----- Input data -----

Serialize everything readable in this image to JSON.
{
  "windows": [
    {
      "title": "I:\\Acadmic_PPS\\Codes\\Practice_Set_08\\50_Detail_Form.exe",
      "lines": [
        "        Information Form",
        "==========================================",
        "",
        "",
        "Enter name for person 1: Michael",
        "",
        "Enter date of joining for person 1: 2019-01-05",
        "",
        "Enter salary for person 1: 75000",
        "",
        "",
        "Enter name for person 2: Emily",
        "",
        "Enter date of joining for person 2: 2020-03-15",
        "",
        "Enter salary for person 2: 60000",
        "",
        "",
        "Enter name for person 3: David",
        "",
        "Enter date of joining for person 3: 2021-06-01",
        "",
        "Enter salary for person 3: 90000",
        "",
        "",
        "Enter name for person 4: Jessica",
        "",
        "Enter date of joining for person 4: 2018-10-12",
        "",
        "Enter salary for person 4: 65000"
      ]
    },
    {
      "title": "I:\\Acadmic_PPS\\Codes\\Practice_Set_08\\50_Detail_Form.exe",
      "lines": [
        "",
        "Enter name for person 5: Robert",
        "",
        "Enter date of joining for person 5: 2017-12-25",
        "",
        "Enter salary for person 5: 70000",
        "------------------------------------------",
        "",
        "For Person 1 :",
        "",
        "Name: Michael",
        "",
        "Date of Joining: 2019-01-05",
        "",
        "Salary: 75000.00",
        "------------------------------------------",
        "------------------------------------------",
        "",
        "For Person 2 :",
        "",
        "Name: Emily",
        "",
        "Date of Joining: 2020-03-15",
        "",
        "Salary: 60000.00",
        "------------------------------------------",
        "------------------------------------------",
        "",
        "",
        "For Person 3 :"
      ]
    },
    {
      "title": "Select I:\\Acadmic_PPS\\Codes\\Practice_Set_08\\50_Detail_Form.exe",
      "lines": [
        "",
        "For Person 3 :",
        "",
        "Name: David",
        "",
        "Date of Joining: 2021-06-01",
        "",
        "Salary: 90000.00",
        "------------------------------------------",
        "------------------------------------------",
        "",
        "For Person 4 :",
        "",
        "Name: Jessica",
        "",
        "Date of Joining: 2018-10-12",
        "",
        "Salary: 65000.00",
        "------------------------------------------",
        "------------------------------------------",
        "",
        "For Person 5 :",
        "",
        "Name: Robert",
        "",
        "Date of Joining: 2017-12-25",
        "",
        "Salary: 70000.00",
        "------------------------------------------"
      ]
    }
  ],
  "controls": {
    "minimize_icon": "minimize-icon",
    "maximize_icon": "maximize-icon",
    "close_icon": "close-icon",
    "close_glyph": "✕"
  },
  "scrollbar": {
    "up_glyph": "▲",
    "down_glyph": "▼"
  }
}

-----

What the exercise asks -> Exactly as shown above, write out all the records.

Solution for this task ->
Serialize everything readable in this image to JSON.
{
  "windows": [
    {
      "title": "I:\\Acadmic_PPS\\Codes\\Practice_Set_08\\50_Detail_Form.exe",
      "lines": [
        "        Information Form",
        "==========================================",
        "",
        "",
        "Enter name for person 1: Michael",
        "",
        "Enter date of joining for person 1: 2019-01-05",
        "",
        "Enter salary for person 1: 75000",
        "",
        "",
        "Enter name for person 2: Emily",
        "",
        "Enter date of joining for person 2: 2020-03-15",
        "",
        "Enter salary for person 2: 60000",
        "",
        "",
        "Enter name for person 3: David",
        "",
        "Enter date of joining for person 3: 2021-06-01",
        "",
        "Enter salary for person 3: 90000",
        "",
        "",
        "Enter name for person 4: Jessica",
        "",
        "Enter date of joining for person 4: 2018-10-12",
        "",
        "Enter salary for person 4: 65000"
      ]
    },
    {
      "title": "I:\\Acadmic_PPS\\Codes\\Practice_Set_08\\50_Detail_Form.exe",
      "lines": [
        "",
        "Enter name for person 5: Robert",
        "",
        "Enter date of joining for person 5: 2017-12-25",
        "",
        "Enter salary for person 5: 70000",
        "------------------------------------------",
        "",
        "For Person 1 :",
        "",
        "Name: Michael",
        "",
        "Date of Joining: 2019-01-05",
        "",
        "Salary: 75000.00",
        "------------------------------------------",
        "------------------------------------------",
        "",
        "For Person 2 :",
        "",
        "Name: Emily",
        "",
        "Date of Joining: 2020-03-15",
        "",
        "Salary: 60000.00",
        "------------------------------------------",
        "------------------------------------------",
        "",
        "",
        "For Person 3 :"
      ]
    },
    {
      "title": "Select I:\\Acadmic_PPS\\Codes\\Practice_Set_08\\50_Detail_Form.exe",
      "lines": [
        "",
        "For Person 3 :",
        "",
        "Name: David",
        "",
        "Date of Joining: 2021-06-01",
        "",
        "Salary: 90000.00",
        "------------------------------------------",
        "------------------------------------------",
        "",
        "For Person 4 :",
        "",
        "Name: Jessica",
        "",
        "Date of Joining: 2018-10-12",
        "",
        "Salary: 65000.00",
        "------------------------------------------",
        "------------------------------------------",
        "",
        "For Person 5 :",
        "",
        "Name: Robert",
        "",
        "Date of Joining: 2017-12-25",
        "",
        "Salary: 70000.00",
        "------------------------------------------"
      ]
    }
  ],
  "controls": {
    "minimize_icon": "minimize-icon",
    "maximize_icon": "maximize-icon",
    "close_icon": "close-icon",
    "close_glyph": "✕"
  },
  "scrollbar": {
    "up_glyph": "▲",
    "down_glyph": "▼"
  }
}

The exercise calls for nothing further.